SRINAGAR, INDIA // The Indian government has refused to revoke a two-month-old blanket ban on prepaid mobile services in the restive state of Jammu and Kashmir, citing security reasons, and leaving retailers and 3.8 million mobile phone users in the region fuming.
The ban, which became effective on November 1, was introduced to combat separatist militants who have used prepaid mobile Sim cards to organise their activities and detonate explosives. But critics say it has disrupted communications for mobile phone users, cost jobs and affected the local economy. Some also believe that religious discrimination is at play in the Indian-ruled, Muslim-majority region.
The decision was challenged in the Supreme Court by Bhim Singh, a regional leader of the opposition National Panthers Party, who called it "authoritarian and arbitrary". On Friday, however, India's solicitor general, Gopal Subramanium, told a bench of the Supreme Court in New Delhi that the ban could not be revoked as it was made for "security reasons". Mr Subramanium brought an 11-page affidavit on behalf of the department of telecommunications explaining the grounds for banning the prepaid services. It said the decision was necessitated by the "national interest" under the provisions of Unified Access Service and Cellular Mobile Telecom Service licences "as the terrorists and those linked to them were misusing the facility".
The bench, comprising Chief Justice K G Balakrishnan and Justice B S Chauhan, asked the petitioner to file the reply and set the next hearing for January 25. Kashmir is divided between India and Pakistan, which both claim the region in its entirety and have fought two of their three wars since independence from Britain in 1947 over it. The Indian-administered area of Kashmir has been in the grip of insurgency since 1989-90, when its Muslim youth took up arms to fight New Delhi's rule.
Many in this part of Kashmir see the ban on prepaid services as a deliberate attempt to hinder local development and deprive Muslim Kashmiris of the benefits of India's telecom revolution. The ban has not only created inconveniences for about 3.8 million users but has left more than 55,000 retailers, many of whom were running recharge kiosks, unemployed. "I don't know how many of them will have to go," said Irfan Reza Ansari, the chief executive officer of Access Infrastructure & Telecommunication, pointing to hundreds of young men and women working at his call centre in Srinagar. "I can't summon up the courage to tell them they are going to lose their living."
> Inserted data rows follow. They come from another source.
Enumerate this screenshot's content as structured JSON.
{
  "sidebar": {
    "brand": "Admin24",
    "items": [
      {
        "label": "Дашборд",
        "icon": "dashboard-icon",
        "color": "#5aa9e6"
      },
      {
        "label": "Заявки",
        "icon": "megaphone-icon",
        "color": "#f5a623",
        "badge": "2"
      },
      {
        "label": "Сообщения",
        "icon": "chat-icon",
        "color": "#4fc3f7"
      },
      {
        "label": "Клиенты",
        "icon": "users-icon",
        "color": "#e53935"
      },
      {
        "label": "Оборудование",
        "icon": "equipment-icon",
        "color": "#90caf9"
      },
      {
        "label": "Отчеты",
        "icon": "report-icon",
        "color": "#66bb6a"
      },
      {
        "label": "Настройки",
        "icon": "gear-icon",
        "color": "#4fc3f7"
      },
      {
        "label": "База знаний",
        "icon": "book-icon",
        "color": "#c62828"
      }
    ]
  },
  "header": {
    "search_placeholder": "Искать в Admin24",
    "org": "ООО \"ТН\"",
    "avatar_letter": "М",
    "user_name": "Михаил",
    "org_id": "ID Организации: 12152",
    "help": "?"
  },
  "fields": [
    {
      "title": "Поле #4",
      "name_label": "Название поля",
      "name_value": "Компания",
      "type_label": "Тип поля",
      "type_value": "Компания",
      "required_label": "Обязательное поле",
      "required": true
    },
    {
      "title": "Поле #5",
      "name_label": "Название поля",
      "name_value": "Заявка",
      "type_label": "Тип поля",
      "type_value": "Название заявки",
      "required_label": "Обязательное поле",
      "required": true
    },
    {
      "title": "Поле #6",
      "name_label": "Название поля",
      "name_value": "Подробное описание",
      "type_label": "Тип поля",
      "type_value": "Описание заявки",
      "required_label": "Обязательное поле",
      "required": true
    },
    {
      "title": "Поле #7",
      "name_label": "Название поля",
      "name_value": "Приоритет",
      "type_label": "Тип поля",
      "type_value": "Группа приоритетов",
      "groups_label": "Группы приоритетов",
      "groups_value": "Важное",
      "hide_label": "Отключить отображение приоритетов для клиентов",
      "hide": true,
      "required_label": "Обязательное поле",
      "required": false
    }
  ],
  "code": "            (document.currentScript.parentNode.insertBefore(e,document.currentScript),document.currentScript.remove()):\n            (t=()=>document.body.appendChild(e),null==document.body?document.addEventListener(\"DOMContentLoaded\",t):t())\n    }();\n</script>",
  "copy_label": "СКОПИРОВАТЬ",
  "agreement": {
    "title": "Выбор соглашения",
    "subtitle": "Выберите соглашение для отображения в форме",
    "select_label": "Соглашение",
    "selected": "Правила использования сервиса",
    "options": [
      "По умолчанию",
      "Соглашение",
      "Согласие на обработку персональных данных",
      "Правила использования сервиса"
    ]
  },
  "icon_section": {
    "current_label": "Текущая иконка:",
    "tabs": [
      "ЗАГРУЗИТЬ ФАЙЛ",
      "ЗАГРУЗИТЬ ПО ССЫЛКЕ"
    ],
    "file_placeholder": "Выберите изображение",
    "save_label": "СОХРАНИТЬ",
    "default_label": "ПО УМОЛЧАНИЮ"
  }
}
Out of the 4.3 million phone connections, 3.8m connections are prepaid and service providers estimate a business loss of around three billion Indian rupees (Dh242m) in the state. Mobile phone services were introduced in Jammu and Kashmir in 2004 after various intelligence agencies gave the go-ahead, almost a decade after people in the rest of India had begun to use them. Yet police verification was made mandatory before a Sim card on a regular account could be issued to a subscriber. Mobile phone networks are still not available in certain areas close to the borders with Pakistan and China.
The ban on prepaid services has also affected young couples and secret lovers who use their mobile phones to communicate and arrange dates away from the watchful eyes of parents or peers in largely conservative Kashmir. With only the bill-paying option left to them, keeping in touch will now be comparatively expensive and also far riskier as it means receiving bills and providing proof for verification, including photographs. Moreover, in Kashmir, getting a mobile connection on a postpaid option involves a number of security checks and the official registration of personal details and photographs.
Indian officials maintain that the monitoring of mobile phone use through registration is essential to security. The interior minister, P Chidambaram, has pointed out that in a number of cases militants had obtained multiple prepaid Sim cards, enabling them to avoid detection by security services. "This situation had given rise to serious security concerns," he said about Jammu. "We're persuading the people to switch over to postpaid Sim cards."
Still, some critics argue that Muslims have been singled out, pointing to other restive areas where similar bans have not been introduced. "People genuinely feel they are being discriminated against, apparently for political reasons, as prepaid mobile services are available throughout the country, even in those hit by Maoist or Naxalite violence and in north-eastern states where violent campaigns have been spearheaded by separatist groups over the years," said Mehbooba Mufti, the president of People's Democratic Party, the main Kashmiri opposition party.
The state's advocate general, Muhammad Ishaq Qadri, said he hoped the ban would be lifted but the authority to do that rested with the federal government. "The ban should be lifted in the interest of the state to eradicate unemployment," he said. "But since security is a different issue in which the centre [federal government] can intervene we could only call for reviewing the ban." email@example.com